Yasmin Curzi (17/12/2021). Federated Services. In Belli, L.; Zingales, N. & Curzi, Y. (Eds.), Glossary of Platform Law and Policy Terms (online). FGV Direito Rio. https://platformglossary.info/federated-services/.
Author: Yasmin Curzi
Federation refers to a group of individuals, servers or applications that operate in a decentralized manner, following a common protocol. It typically involves the exchange of data and services between two or more cloud service providers, sometimes for security reasons (logging into a website through another service’s more secure protocols), but also for collaborative purposes – e-mails, a prime example of federated services, can be sent across service providers –, among others. One peculiarity is that the decentralized structure may enable the sharing of knowledge derived from data without actually transferring such data from one server (or from an individual’s device) to another. Specifically, federated learning (also known as collaborative learning) is a machine learning technique that trains an algorithm across multiple decentralized edge devices or servers holding local data samples, without exchanging them.
A more extensive use of federated services could encourage user independence and reduce market concentration since users would tend to be less dependent on market-dominant services (e.g., the case of WhatsApp in Brazil, where using the service is almost necessary for ordinary digital social interactions). In a more extensive implementation, federated services could further improve users’ security and privacy through federated computing, with even further data decentralization. I.e., instead of data being stored in massive central servers, data could remain in the users’ devices and be accessed and processed locally – the result of the computation could then be privately aggregated before being sent to the server, ensuring the proper anonymization is taking place. Overall, it could result in a reduction in the amount of information that is stored by companies, whose often liberal use of user data is hard to assess and (potentially) punish.

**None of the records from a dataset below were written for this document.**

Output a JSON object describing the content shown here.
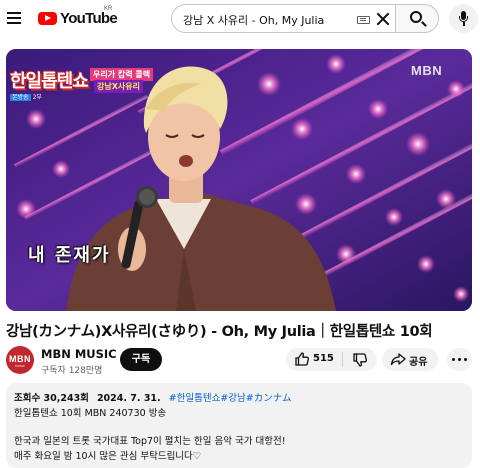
{
  "header": {
    "logo_text": "YouTube",
    "country_code": "KR",
    "search_query": "강남 X 사유리 - Oh, My Julia"
  },
  "player": {
    "show_logo": "한일톱텐쇼",
    "show_sub_tag": "본방송",
    "show_sub_text": "2부",
    "badge_top": "우리가 캅력 콜랙",
    "badge_bottom": "강남X사유리",
    "channel_bug": "MBN",
    "caption": "내 존재가"
  },
  "video": {
    "title": "강남(カンナム)X사유리(さゆり) - Oh, My Julia｜한일톱텐쇼 10회"
  },
  "channel": {
    "avatar_text": "MBN",
    "avatar_subtext": "MUSIC",
    "name": "MBN MUSIC",
    "subscribers": "구독자 128만명",
    "subscribe_label": "구독"
  },
  "actions": {
    "like_count": "515",
    "share_label": "공유"
  },
  "description": {
    "views": "조회수 30,243회",
    "date": "2024. 7. 31.",
    "hashtags": [
      "#한일톱텐쇼",
      "#강남",
      "#カンナム"
    ],
    "line1": "한일톱텐쇼 10회 MBN 240730 방송",
    "line2": "한국과 일본의 트롯 국가대표 Top7이 펼치는 한일 음악 국가 대항전!",
    "line3": "매주 화요일 밤 10시 많은 관심 부탁드립니다♡"
  },
  "colors": {
    "brand_red": "#ff0000",
    "link_blue": "#065fd4",
    "chip_gray": "#f2f2f2",
    "avatar_red": "#c1272d"
  }
}
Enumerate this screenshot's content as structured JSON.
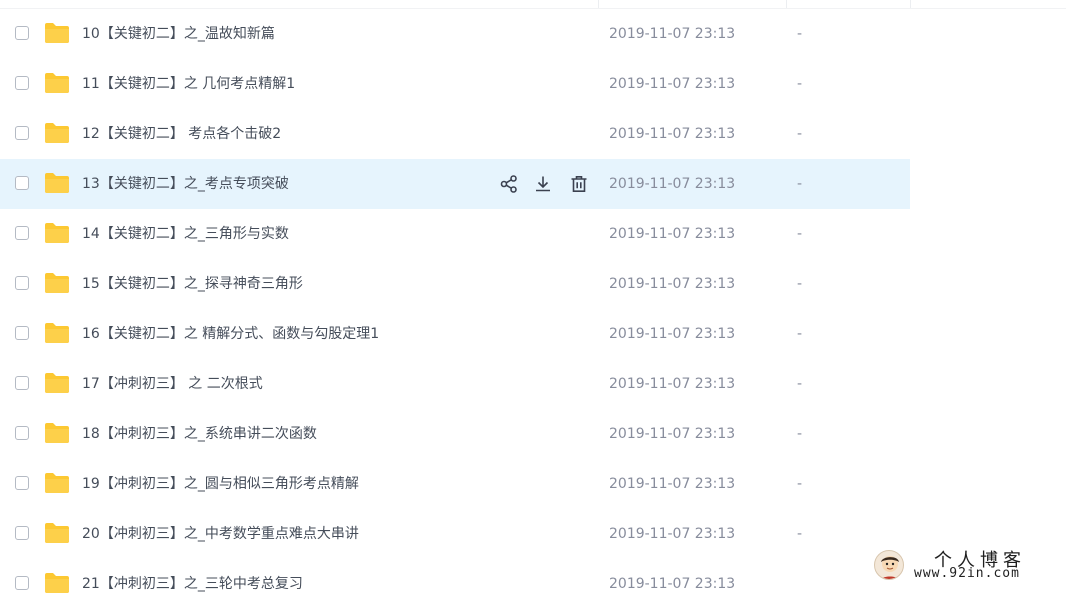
{
  "files": [
    {
      "name": "10【关键初二】之_温故知新篇",
      "modified": "2019-11-07 23:13",
      "size": "-"
    },
    {
      "name": "11【关键初二】之 几何考点精解1",
      "modified": "2019-11-07 23:13",
      "size": "-"
    },
    {
      "name": "12【关键初二】 考点各个击破2",
      "modified": "2019-11-07 23:13",
      "size": "-"
    },
    {
      "name": "13【关键初二】之_考点专项突破",
      "modified": "2019-11-07 23:13",
      "size": "-"
    },
    {
      "name": "14【关键初二】之_三角形与实数",
      "modified": "2019-11-07 23:13",
      "size": "-"
    },
    {
      "name": "15【关键初二】之_探寻神奇三角形",
      "modified": "2019-11-07 23:13",
      "size": "-"
    },
    {
      "name": "16【关键初二】之 精解分式、函数与勾股定理1",
      "modified": "2019-11-07 23:13",
      "size": "-"
    },
    {
      "name": "17【冲刺初三】 之 二次根式",
      "modified": "2019-11-07 23:13",
      "size": "-"
    },
    {
      "name": "18【冲刺初三】之_系统串讲二次函数",
      "modified": "2019-11-07 23:13",
      "size": "-"
    },
    {
      "name": "19【冲刺初三】之_圆与相似三角形考点精解",
      "modified": "2019-11-07 23:13",
      "size": "-"
    },
    {
      "name": "20【冲刺初三】之_中考数学重点难点大串讲",
      "modified": "2019-11-07 23:13",
      "size": "-"
    },
    {
      "name": "21【冲刺初三】之_三轮中考总复习",
      "modified": "2019-11-07 23:13",
      "size": ""
    }
  ],
  "row_actions": {
    "share_icon": "share-icon",
    "download_icon": "download-icon",
    "delete_icon": "trash-icon"
  },
  "watermark": {
    "title": "个人博客",
    "url": "www.92in.com"
  },
  "colors": {
    "folder": "#fcc832",
    "hover_row": "#e6f4fd",
    "text": "#454d5a",
    "muted": "#878c9c"
  }
}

Another off-shoot of federated services are the so-called federated networks, e.g. ‘Mastodon’, which is a decentralized, open-source software for networking services. The infrastructure of these types of networks is composed of several other networks which have their own structure, with their own content moderation features, terms of service, and community policies. They are often part of a larger ‘Fediverse’, which allows interactions between users and members in different communities. Nevertheless, Mastodon has general rules that apply to all communities, not unlike a constitution that applies to all states of a federated country. It is a good example to be followed vis-à-vis interoperability features since it allows users to communicate with other communities without having to integrate them.